Start of Exercise materials

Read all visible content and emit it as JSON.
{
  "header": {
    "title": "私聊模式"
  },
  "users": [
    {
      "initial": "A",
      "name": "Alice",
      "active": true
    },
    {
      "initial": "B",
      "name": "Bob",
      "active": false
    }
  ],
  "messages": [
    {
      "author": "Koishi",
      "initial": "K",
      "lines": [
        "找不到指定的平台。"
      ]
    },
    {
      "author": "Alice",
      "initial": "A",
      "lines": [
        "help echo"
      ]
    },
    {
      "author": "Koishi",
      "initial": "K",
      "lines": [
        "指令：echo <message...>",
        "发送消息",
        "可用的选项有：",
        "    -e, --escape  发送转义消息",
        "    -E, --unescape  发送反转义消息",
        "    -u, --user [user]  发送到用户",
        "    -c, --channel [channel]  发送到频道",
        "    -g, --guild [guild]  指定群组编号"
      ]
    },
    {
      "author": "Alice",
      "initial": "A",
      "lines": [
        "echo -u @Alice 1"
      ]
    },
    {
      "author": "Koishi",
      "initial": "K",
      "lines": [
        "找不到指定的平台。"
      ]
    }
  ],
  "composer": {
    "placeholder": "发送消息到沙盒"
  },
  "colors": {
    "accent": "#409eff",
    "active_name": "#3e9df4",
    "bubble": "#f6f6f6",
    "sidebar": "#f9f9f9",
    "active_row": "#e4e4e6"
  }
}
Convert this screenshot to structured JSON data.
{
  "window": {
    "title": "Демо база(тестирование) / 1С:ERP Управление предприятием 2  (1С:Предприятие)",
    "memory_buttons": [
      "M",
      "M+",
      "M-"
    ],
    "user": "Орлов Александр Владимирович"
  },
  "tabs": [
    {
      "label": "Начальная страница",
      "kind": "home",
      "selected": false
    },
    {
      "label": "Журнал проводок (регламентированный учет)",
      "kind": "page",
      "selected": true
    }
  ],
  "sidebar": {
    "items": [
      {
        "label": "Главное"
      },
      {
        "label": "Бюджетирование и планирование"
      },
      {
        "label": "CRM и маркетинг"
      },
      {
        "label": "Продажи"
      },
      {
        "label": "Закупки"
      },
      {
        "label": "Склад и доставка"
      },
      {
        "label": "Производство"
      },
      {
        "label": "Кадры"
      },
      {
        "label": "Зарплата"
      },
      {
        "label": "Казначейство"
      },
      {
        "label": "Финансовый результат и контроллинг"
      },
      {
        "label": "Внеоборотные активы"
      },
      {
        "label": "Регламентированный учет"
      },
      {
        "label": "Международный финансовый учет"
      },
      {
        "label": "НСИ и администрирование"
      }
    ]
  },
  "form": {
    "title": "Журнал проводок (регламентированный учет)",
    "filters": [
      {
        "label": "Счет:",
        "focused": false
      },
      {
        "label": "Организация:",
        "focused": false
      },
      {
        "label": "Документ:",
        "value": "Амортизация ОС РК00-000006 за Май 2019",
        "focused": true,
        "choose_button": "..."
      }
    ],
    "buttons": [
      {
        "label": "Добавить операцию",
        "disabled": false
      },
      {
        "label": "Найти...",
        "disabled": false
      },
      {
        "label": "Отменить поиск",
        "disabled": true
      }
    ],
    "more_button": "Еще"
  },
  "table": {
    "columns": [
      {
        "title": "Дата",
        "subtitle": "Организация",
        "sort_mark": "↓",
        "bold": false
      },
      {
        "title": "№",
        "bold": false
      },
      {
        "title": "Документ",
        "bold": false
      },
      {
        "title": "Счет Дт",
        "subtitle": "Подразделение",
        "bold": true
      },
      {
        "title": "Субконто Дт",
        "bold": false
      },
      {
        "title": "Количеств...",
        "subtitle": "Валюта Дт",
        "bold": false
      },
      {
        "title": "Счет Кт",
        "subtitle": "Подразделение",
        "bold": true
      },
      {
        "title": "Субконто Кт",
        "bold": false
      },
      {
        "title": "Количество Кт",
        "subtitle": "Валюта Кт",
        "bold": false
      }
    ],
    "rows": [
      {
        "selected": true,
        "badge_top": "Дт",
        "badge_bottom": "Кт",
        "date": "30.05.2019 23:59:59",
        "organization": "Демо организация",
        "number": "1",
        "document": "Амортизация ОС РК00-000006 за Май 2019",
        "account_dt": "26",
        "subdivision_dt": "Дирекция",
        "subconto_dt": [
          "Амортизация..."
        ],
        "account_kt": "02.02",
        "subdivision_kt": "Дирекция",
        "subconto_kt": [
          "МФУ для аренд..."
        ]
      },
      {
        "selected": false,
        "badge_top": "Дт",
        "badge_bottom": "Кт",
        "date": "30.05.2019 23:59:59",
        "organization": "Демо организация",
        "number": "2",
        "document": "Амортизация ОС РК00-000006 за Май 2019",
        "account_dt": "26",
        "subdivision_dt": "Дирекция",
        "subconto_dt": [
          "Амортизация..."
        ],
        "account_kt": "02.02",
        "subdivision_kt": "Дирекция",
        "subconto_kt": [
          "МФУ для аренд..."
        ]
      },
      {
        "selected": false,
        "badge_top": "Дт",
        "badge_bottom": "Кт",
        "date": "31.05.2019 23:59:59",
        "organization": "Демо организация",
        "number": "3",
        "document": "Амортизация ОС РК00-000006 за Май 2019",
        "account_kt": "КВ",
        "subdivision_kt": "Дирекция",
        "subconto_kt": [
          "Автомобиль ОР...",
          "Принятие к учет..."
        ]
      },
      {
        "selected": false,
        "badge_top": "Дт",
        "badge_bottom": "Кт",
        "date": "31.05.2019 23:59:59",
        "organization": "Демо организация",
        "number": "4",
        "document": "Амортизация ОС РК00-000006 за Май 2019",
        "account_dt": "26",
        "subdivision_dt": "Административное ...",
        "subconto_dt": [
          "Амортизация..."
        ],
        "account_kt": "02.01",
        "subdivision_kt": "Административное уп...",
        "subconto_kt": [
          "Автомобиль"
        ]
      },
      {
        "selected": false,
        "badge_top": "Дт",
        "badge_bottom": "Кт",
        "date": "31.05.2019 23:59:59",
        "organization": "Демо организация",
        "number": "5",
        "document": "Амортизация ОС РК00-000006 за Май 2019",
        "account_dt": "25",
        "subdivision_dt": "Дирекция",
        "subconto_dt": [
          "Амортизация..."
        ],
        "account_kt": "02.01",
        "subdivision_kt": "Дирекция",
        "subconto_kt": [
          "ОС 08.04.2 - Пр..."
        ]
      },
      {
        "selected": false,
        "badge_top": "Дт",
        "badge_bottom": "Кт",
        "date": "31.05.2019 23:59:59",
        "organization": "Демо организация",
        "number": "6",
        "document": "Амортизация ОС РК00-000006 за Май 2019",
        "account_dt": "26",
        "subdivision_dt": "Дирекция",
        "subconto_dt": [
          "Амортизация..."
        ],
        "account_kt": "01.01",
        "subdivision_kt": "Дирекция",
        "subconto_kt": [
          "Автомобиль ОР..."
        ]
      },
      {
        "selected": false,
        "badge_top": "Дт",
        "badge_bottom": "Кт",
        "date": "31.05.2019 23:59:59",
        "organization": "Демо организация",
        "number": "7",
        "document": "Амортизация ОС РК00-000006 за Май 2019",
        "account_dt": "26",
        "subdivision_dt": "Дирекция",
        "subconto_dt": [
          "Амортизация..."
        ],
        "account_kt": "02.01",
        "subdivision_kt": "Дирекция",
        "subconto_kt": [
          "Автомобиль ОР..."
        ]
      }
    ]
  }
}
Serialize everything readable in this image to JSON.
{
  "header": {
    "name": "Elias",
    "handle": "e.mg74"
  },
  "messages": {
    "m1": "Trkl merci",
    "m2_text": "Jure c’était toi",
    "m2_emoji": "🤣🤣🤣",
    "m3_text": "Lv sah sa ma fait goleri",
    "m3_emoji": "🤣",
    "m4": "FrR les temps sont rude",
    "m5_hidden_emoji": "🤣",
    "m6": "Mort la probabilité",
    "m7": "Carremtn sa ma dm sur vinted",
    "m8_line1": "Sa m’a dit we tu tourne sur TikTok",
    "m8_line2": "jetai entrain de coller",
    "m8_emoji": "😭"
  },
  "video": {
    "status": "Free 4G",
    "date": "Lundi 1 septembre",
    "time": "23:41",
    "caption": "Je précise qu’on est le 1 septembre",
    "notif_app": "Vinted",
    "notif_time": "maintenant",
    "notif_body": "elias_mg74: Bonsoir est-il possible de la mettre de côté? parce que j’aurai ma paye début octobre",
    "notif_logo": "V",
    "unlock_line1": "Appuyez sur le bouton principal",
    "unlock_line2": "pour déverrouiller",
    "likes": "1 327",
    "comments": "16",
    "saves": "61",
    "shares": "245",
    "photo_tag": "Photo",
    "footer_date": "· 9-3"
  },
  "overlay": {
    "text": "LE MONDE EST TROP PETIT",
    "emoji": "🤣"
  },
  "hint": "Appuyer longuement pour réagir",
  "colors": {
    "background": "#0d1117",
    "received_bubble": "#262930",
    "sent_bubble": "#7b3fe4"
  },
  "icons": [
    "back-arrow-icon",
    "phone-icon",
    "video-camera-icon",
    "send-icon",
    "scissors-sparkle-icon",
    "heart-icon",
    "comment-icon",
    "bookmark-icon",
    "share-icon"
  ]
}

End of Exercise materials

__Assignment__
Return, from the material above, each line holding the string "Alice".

__Task output__
      "name": "Alice",
      "author": "Alice",
      "author": "Alice",
        "echo -u @Alice 1"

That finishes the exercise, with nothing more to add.